◆ **Assignment**: Below are some records; state how many of their lines contain the word "Send", and add nothing.

◆ **Extracted material**:
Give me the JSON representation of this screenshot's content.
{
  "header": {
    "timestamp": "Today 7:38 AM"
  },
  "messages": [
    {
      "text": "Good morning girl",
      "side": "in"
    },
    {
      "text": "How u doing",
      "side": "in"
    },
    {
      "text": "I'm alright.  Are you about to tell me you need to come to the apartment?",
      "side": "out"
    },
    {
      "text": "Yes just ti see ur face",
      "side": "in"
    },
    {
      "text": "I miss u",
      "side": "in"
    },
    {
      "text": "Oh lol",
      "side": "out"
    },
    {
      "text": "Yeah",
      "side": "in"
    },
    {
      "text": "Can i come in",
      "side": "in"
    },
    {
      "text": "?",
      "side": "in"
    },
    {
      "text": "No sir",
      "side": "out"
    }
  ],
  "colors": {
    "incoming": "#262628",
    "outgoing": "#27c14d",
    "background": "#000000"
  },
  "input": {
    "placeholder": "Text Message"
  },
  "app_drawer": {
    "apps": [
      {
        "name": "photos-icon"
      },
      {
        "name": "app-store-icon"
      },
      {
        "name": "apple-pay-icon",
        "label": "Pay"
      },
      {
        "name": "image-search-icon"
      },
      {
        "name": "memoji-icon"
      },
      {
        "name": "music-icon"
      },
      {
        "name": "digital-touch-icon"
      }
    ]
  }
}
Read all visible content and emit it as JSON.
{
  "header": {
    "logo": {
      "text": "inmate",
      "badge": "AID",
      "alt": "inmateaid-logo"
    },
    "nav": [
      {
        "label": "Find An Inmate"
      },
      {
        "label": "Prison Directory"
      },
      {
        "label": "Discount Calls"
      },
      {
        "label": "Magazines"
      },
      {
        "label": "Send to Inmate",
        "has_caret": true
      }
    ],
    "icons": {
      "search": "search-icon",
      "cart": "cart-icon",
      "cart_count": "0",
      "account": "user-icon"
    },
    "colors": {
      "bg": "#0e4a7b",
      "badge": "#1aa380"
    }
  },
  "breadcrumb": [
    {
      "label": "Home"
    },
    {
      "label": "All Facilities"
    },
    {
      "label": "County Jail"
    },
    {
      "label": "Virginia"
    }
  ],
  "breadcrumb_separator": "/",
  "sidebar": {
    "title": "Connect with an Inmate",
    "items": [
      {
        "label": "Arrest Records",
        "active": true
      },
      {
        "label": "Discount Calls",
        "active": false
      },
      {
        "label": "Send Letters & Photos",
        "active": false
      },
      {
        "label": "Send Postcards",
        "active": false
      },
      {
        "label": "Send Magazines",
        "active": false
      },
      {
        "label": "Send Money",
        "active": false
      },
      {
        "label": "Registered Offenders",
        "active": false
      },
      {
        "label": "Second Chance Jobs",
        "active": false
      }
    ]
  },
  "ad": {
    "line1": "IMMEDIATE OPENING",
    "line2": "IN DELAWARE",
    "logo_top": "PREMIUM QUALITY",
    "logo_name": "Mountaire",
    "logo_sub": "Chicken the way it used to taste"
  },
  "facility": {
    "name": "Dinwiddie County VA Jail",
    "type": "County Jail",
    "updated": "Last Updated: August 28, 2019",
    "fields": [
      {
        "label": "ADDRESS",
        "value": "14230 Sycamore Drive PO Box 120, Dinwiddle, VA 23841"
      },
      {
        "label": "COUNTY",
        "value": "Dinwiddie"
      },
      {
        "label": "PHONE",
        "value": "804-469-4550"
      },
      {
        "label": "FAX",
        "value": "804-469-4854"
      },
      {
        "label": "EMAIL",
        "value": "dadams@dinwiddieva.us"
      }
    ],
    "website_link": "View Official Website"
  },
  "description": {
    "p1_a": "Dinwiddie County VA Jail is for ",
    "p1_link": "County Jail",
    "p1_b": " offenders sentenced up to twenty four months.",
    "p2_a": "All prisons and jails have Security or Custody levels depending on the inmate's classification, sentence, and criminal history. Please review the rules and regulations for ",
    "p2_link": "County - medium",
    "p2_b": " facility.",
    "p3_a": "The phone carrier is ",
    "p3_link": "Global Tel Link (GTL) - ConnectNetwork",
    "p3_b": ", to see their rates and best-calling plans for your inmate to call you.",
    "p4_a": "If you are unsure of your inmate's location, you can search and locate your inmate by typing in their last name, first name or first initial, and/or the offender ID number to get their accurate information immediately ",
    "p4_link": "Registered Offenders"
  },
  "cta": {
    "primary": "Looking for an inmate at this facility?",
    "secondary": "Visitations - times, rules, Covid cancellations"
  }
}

◆ **Your solution**: 5